Claims that this world is part of the "digital age" may scream out of the pages of Wired and other tech mags, but Neil A. Gershenfeld isn't satisfied yet. In When Things Start to Think, Gershenfeld presents his look at the truly cutting-edge wave of digital technology — an age where the microchip is worn into every fabric (yes, even clothing fabrics) of our daily lives.
Ten years ago, the personal computer was a lot slower — and a lot larger — than the models coming off the factory lines today. Gershenfeld isn't satisfied with those self-proclaimed "sleeker" models, though. His digital world is made up of personalized money, computers that you can wear, and computers integrated into the fabrics that you wear.

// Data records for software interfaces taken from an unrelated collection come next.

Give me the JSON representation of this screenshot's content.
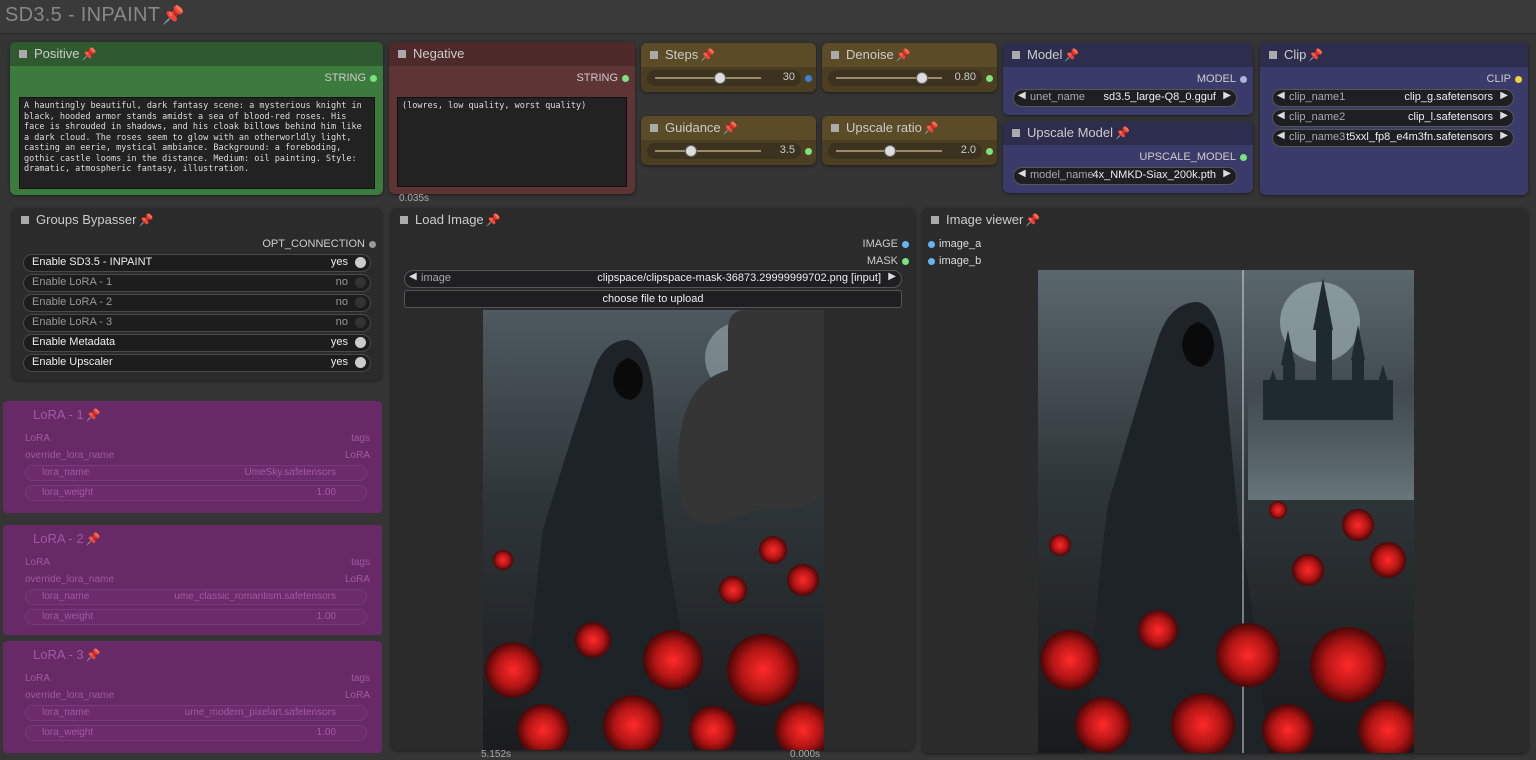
{
  "group": {
    "title": "SD3.5 - INPAINT"
  },
  "positive": {
    "title": "Positive",
    "output": "STRING",
    "text": "A hauntingly beautiful, dark fantasy scene: a mysterious knight in black, hooded armor stands amidst a sea of blood-red roses. His face is shrouded in shadows, and his cloak billows behind him like a dark cloud. The roses seem to glow with an otherworldly light, casting an eerie, mystical ambiance. Background: a foreboding, gothic castle looms in the distance. Medium: oil painting. Style: dramatic, atmospheric fantasy, illustration."
  },
  "negative": {
    "title": "Negative",
    "output": "STRING",
    "text": "(lowres, low quality, worst quality)",
    "timing": "0.035s"
  },
  "steps": {
    "title": "Steps",
    "value": "30",
    "fraction": 0.48
  },
  "denoise": {
    "title": "Denoise",
    "value": "0.80",
    "fraction": 0.8
  },
  "guidance": {
    "title": "Guidance",
    "value": "3.5",
    "fraction": 0.26
  },
  "upscale_ratio": {
    "title": "Upscale ratio",
    "value": "2.0",
    "fraction": 0.5
  },
  "model": {
    "title": "Model",
    "output": "MODEL",
    "label": "unet_name",
    "value": "sd3.5_large-Q8_0.gguf"
  },
  "upscale_model": {
    "title": "Upscale Model",
    "output": "UPSCALE_MODEL",
    "label": "model_name",
    "value": "4x_NMKD-Siax_200k.pth"
  },
  "clip": {
    "title": "Clip",
    "output": "CLIP",
    "rows": [
      {
        "label": "clip_name1",
        "value": "clip_g.safetensors"
      },
      {
        "label": "clip_name2",
        "value": "clip_l.safetensors"
      },
      {
        "label": "clip_name3",
        "value": "t5xxl_fp8_e4m3fn.safetensors"
      }
    ]
  },
  "bypasser": {
    "title": "Groups Bypasser",
    "output": "OPT_CONNECTION",
    "toggles": [
      {
        "label": "Enable SD3.5 - INPAINT",
        "value": "yes",
        "on": true
      },
      {
        "label": "Enable LoRA - 1",
        "value": "no",
        "on": false
      },
      {
        "label": "Enable LoRA - 2",
        "value": "no",
        "on": false
      },
      {
        "label": "Enable LoRA - 3",
        "value": "no",
        "on": false
      },
      {
        "label": "Enable Metadata",
        "value": "yes",
        "on": true
      },
      {
        "label": "Enable Upscaler",
        "value": "yes",
        "on": true
      }
    ]
  },
  "loras": [
    {
      "title": "LoRA - 1",
      "in": "LoRA",
      "out": "tags",
      "override": "override_lora_name",
      "override_out": "LoRA",
      "name_label": "lora_name",
      "name_value": "UmeSky.safetensors",
      "weight_label": "lora_weight",
      "weight_value": "1.00"
    },
    {
      "title": "LoRA - 2",
      "in": "LoRA",
      "out": "tags",
      "override": "override_lora_name",
      "override_out": "LoRA",
      "name_label": "lora_name",
      "name_value": "ume_classic_romantism.safetensors",
      "weight_label": "lora_weight",
      "weight_value": "1.00"
    },
    {
      "title": "LoRA - 3",
      "in": "LoRA",
      "out": "tags",
      "override": "override_lora_name",
      "override_out": "LoRA",
      "name_label": "lora_name",
      "name_value": "ume_modern_pixelart.safetensors",
      "weight_label": "lora_weight",
      "weight_value": "1.00"
    }
  ],
  "load_image": {
    "title": "Load Image",
    "out1": "IMAGE",
    "out2": "MASK",
    "label": "image",
    "value": "clipspace/clipspace-mask-36873.29999999702.png [input]",
    "upload": "choose file to upload",
    "timing": "5.152s"
  },
  "viewer": {
    "title": "Image viewer",
    "in1": "image_a",
    "in2": "image_b",
    "timing": "0.000s"
  },
  "colors": {
    "positive_title": "#2f5a2f",
    "positive_body": "#3d7a3d",
    "negative_title": "#4f2a2a",
    "negative_body": "#5e3434",
    "slider_title": "#5b4b27",
    "slider_body": "#4b3e21",
    "model_title": "#2d2d4d",
    "model_body": "#3b3b6b",
    "node_gray": "#2b2b2b",
    "lora": "#6a2a6a"
  }
}
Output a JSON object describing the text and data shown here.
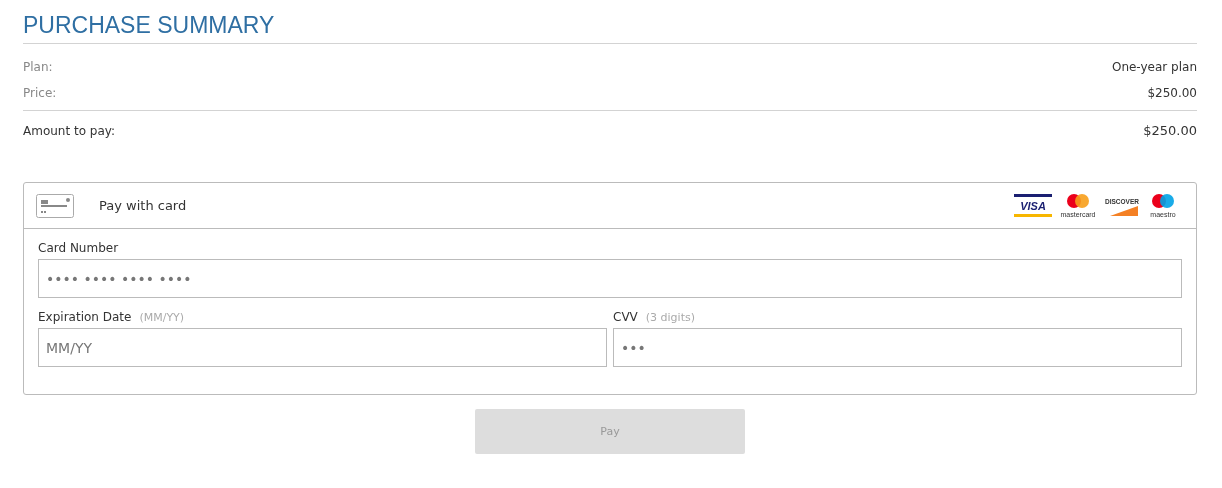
{
  "title": "PURCHASE SUMMARY",
  "summary_rows": [
    {
      "label": "Plan:",
      "value": "One-year plan"
    },
    {
      "label": "Price:",
      "value": "$250.00"
    }
  ],
  "total": {
    "label": "Amount to pay:",
    "value": "$250.00"
  },
  "payment": {
    "heading": "Pay with card",
    "brands": [
      {
        "kind": "visa",
        "label": "VISA"
      },
      {
        "kind": "mastercard",
        "label": "mastercard"
      },
      {
        "kind": "discover",
        "label": "DISCOVER"
      },
      {
        "kind": "maestro",
        "label": "maestro"
      }
    ],
    "card_number": {
      "label": "Card Number",
      "placeholder": "•••• •••• •••• ••••"
    },
    "expiration": {
      "label": "Expiration Date",
      "hint": "(MM/YY)",
      "placeholder": "MM/YY"
    },
    "cvv": {
      "label": "CVV",
      "hint": "(3 digits)",
      "placeholder": "•••"
    }
  },
  "pay_button": {
    "label": "Pay",
    "disabled": true
  }
}
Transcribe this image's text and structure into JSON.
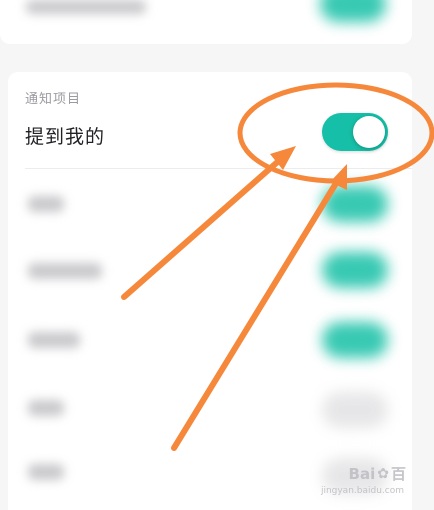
{
  "settings": {
    "section_label": "通知项目",
    "mention_me": {
      "label": "提到我的",
      "enabled": true
    }
  },
  "colors": {
    "toggle_on": "#16bfa7",
    "annotation": "#f5883a"
  },
  "icons": {
    "annotation_arrows": "arrow-icon",
    "annotation_circle": "ellipse-highlight"
  },
  "watermark": {
    "brand": "Bai",
    "brand_suffix": "百",
    "sub": "jingyan.baidu.com"
  }
}
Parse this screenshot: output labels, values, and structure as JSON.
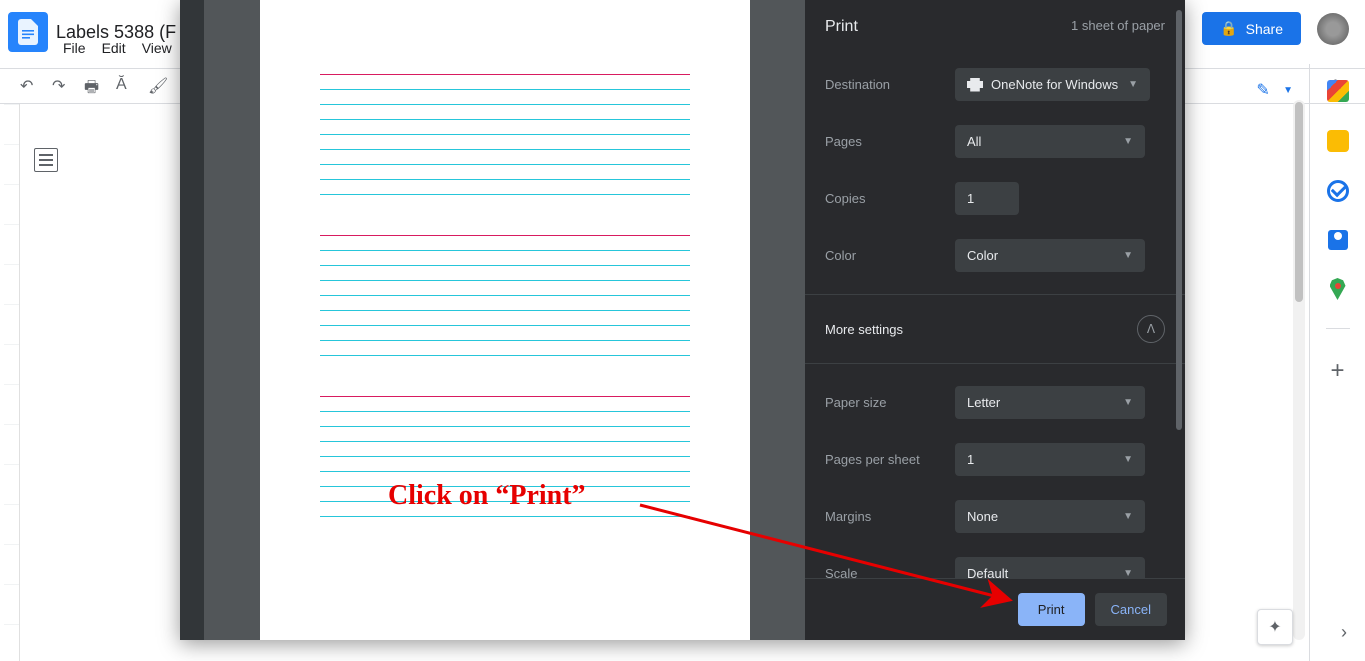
{
  "docs": {
    "title": "Labels 5388 (F",
    "menus": {
      "file": "File",
      "edit": "Edit",
      "view": "View"
    },
    "share_label": "Share"
  },
  "print": {
    "header_title": "Print",
    "sheet_count": "1 sheet of paper",
    "labels": {
      "destination": "Destination",
      "pages": "Pages",
      "copies": "Copies",
      "color": "Color",
      "more_settings": "More settings",
      "paper_size": "Paper size",
      "pages_per_sheet": "Pages per sheet",
      "margins": "Margins",
      "scale": "Scale"
    },
    "values": {
      "destination": "OneNote for Windows",
      "pages": "All",
      "copies": "1",
      "color": "Color",
      "paper_size": "Letter",
      "pages_per_sheet": "1",
      "margins": "None",
      "scale": "Default"
    },
    "buttons": {
      "print": "Print",
      "cancel": "Cancel"
    }
  },
  "annotation": {
    "text": "Click on “Print”"
  }
}
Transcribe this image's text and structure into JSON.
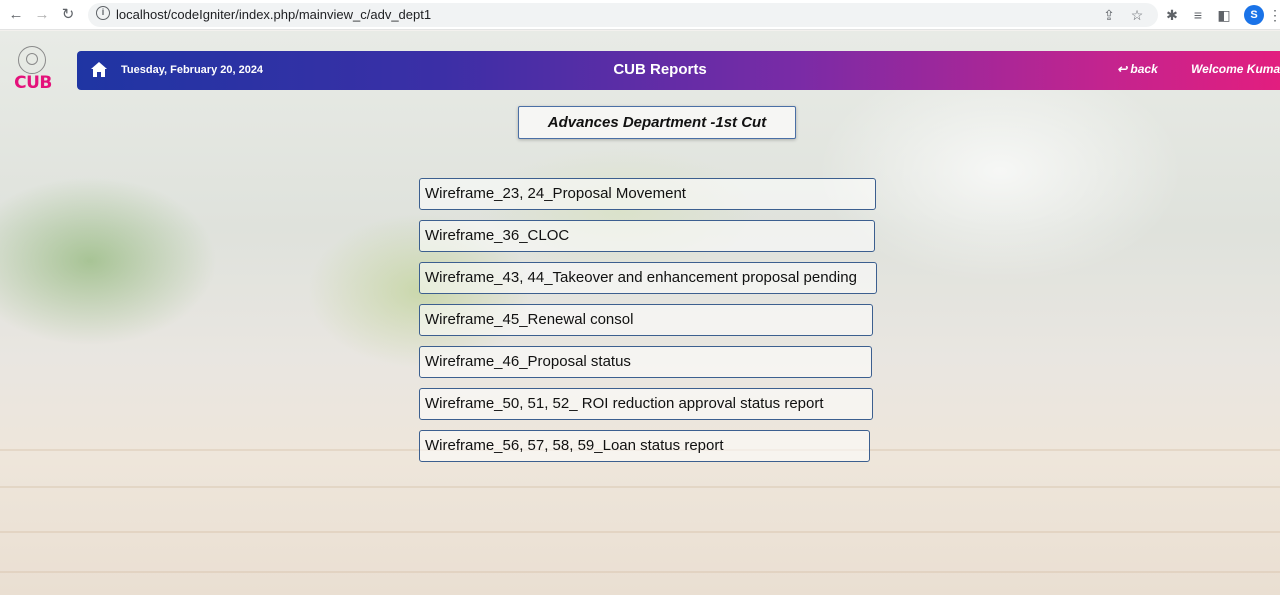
{
  "browser": {
    "url": "localhost/codeIgniter/index.php/mainview_c/adv_dept1",
    "profile_initial": "S",
    "icons": [
      "back-arrow-icon",
      "forward-arrow-icon",
      "reload-icon",
      "site-info-icon",
      "share-icon",
      "bookmark-star-icon",
      "extensions-icon",
      "media-icon",
      "sidebar-icon",
      "menu-icon"
    ]
  },
  "logo": {
    "text": "CUB",
    "color": "#e4127b"
  },
  "header": {
    "date": "Tuesday, February 20, 2024",
    "title": "CUB Reports",
    "back_label": "back",
    "welcome": "Welcome Kumar",
    "gradient_start": "#1f35a3",
    "gradient_end": "#e21e7f"
  },
  "department_title": "Advances Department -1st Cut",
  "reports": [
    {
      "label": "Wireframe_23, 24_Proposal Movement"
    },
    {
      "label": "Wireframe_36_CLOC"
    },
    {
      "label": "Wireframe_43, 44_Takeover and enhancement proposal pending"
    },
    {
      "label": "Wireframe_45_Renewal consol"
    },
    {
      "label": "Wireframe_46_Proposal status"
    },
    {
      "label": "Wireframe_50, 51, 52_ ROI reduction approval status report"
    },
    {
      "label": "Wireframe_56, 57, 58, 59_Loan status report"
    }
  ]
}
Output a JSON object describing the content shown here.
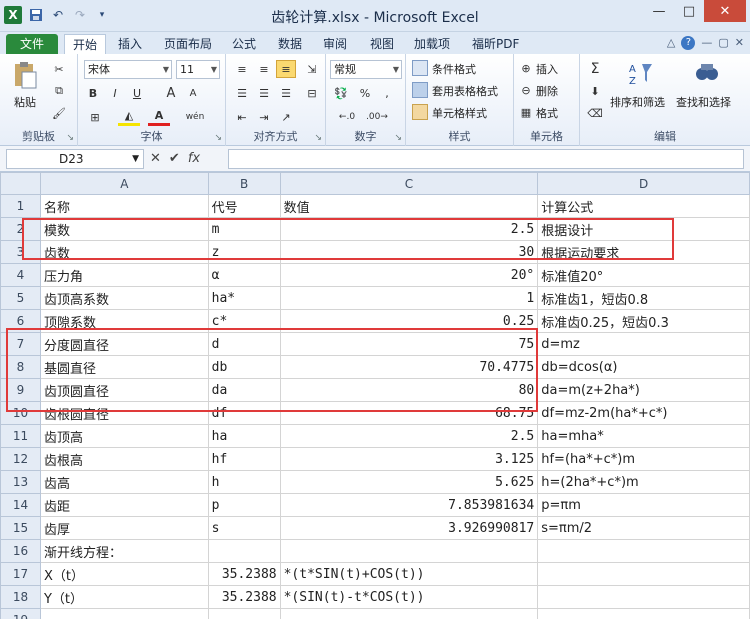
{
  "window": {
    "title": "齿轮计算.xlsx - Microsoft Excel",
    "logo": "X",
    "controls": [
      "—",
      "□",
      "✕"
    ]
  },
  "tabs": [
    "文件",
    "开始",
    "插入",
    "页面布局",
    "公式",
    "数据",
    "审阅",
    "视图",
    "加载项",
    "福昕PDF"
  ],
  "ribbon": {
    "clipboard": {
      "title": "剪贴板",
      "paste": "粘贴"
    },
    "font": {
      "title": "字体",
      "name": "宋体",
      "size": "11",
      "bold": "B",
      "italic": "I",
      "underline": "U",
      "grow": "A",
      "shrink": "A",
      "color_glyph": "A",
      "pinyin": "wén"
    },
    "align": {
      "title": "对齐方式"
    },
    "number": {
      "title": "数字",
      "format": "常规",
      "percent": "%",
      "comma": ","
    },
    "styles": {
      "title": "样式",
      "cond": "条件格式",
      "table": "套用表格格式",
      "cell": "单元格样式"
    },
    "cells": {
      "title": "单元格",
      "insert": "插入",
      "delete": "删除",
      "format": "格式"
    },
    "editing": {
      "title": "编辑",
      "sort": "排序和筛选",
      "find": "查找和选择",
      "sum": "Σ"
    }
  },
  "formula_bar": {
    "name_box": "D23",
    "fx": "fx",
    "formula": ""
  },
  "columns": [
    "A",
    "B",
    "C",
    "D"
  ],
  "rows": [
    {
      "n": "1",
      "a": "名称",
      "b": "代号",
      "c": "数值",
      "d": "计算公式"
    },
    {
      "n": "2",
      "a": "模数",
      "b": "m",
      "c": "2.5",
      "d": "根据设计"
    },
    {
      "n": "3",
      "a": "齿数",
      "b": "z",
      "c": "30",
      "d": "根据运动要求"
    },
    {
      "n": "4",
      "a": "压力角",
      "b": "α",
      "c": "20°",
      "d": "标准值20°"
    },
    {
      "n": "5",
      "a": "齿顶高系数",
      "b": "ha*",
      "c": "1",
      "d": "标准齿1，短齿0.8"
    },
    {
      "n": "6",
      "a": "顶隙系数",
      "b": "c*",
      "c": "0.25",
      "d": "标准齿0.25，短齿0.3"
    },
    {
      "n": "7",
      "a": "分度圆直径",
      "b": "d",
      "c": "75",
      "d": "d=mz"
    },
    {
      "n": "8",
      "a": "基圆直径",
      "b": "db",
      "c": "70.4775",
      "d": "db=dcos(α)"
    },
    {
      "n": "9",
      "a": "齿顶圆直径",
      "b": "da",
      "c": "80",
      "d": "da=m(z+2ha*)"
    },
    {
      "n": "10",
      "a": "齿根圆直径",
      "b": "df",
      "c": "68.75",
      "d": "df=mz-2m(ha*+c*)"
    },
    {
      "n": "11",
      "a": "齿顶高",
      "b": "ha",
      "c": "2.5",
      "d": "ha=mha*"
    },
    {
      "n": "12",
      "a": "齿根高",
      "b": "hf",
      "c": "3.125",
      "d": "hf=(ha*+c*)m"
    },
    {
      "n": "13",
      "a": "齿高",
      "b": "h",
      "c": "5.625",
      "d": "h=(2ha*+c*)m"
    },
    {
      "n": "14",
      "a": "齿距",
      "b": "p",
      "c": "7.853981634",
      "d": "p=πm"
    },
    {
      "n": "15",
      "a": "齿厚",
      "b": "s",
      "c": "3.926990817",
      "d": "s=πm/2"
    },
    {
      "n": "16",
      "a": "渐开线方程：",
      "b": "",
      "c": "",
      "d": ""
    },
    {
      "n": "17",
      "a": "X（t）",
      "b": "35.2388",
      "c": "*(t*SIN(t)+COS(t))",
      "d": ""
    },
    {
      "n": "18",
      "a": "Y（t）",
      "b": "35.2388",
      "c": "*(SIN(t)-t*COS(t))",
      "d": ""
    },
    {
      "n": "19",
      "a": "",
      "b": "",
      "c": "",
      "d": ""
    }
  ],
  "colors": {
    "highlight": "#e03a3a",
    "file_tab": "#2a8a3c"
  }
}
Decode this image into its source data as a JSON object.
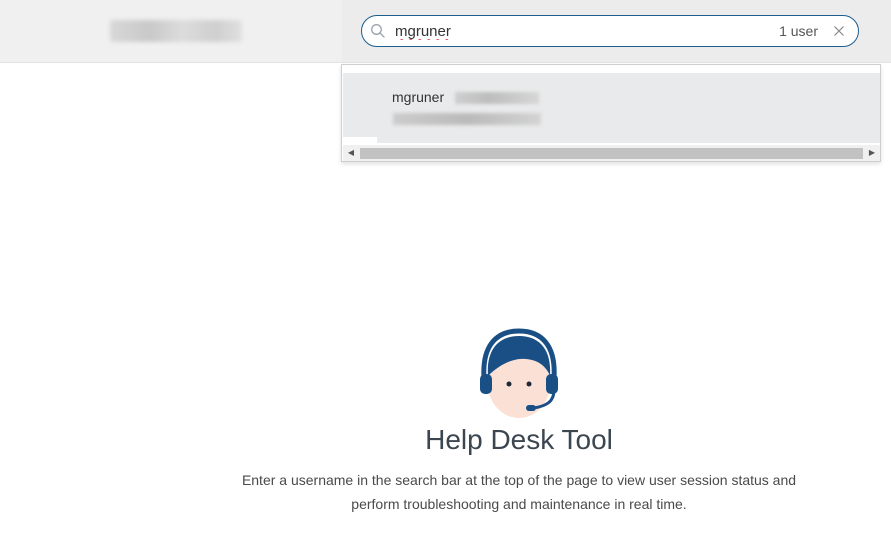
{
  "header": {
    "search": {
      "value": "mgruner",
      "result_count": "1 user"
    }
  },
  "dropdown": {
    "results": [
      {
        "username": "mgruner"
      }
    ]
  },
  "empty_state": {
    "title": "Help Desk Tool",
    "description": "Enter a username in the search bar at the top of the page to view user session status and perform troubleshooting and maintenance in real time."
  },
  "colors": {
    "accent": "#1c5e8e",
    "avatar_hair": "#1a4f86",
    "avatar_skin": "#fbe0d6"
  }
}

Interface design needs to evolve, he argues, so that it can be receptive to all our senses; computer science must incorporate discoveries from the biological world in order to truly maximize the potential for human-machine interaction.
This integration of living beings and computers presents a future where technology is humanized, even more so than the blue eye-like contours of the iMac; instead, the experience is one of complete integration, where claims that the digital realm will replace the currently existing analog one are shushed by the harmony of biology and technology working in synergy to forge into heretofore unimagined territories.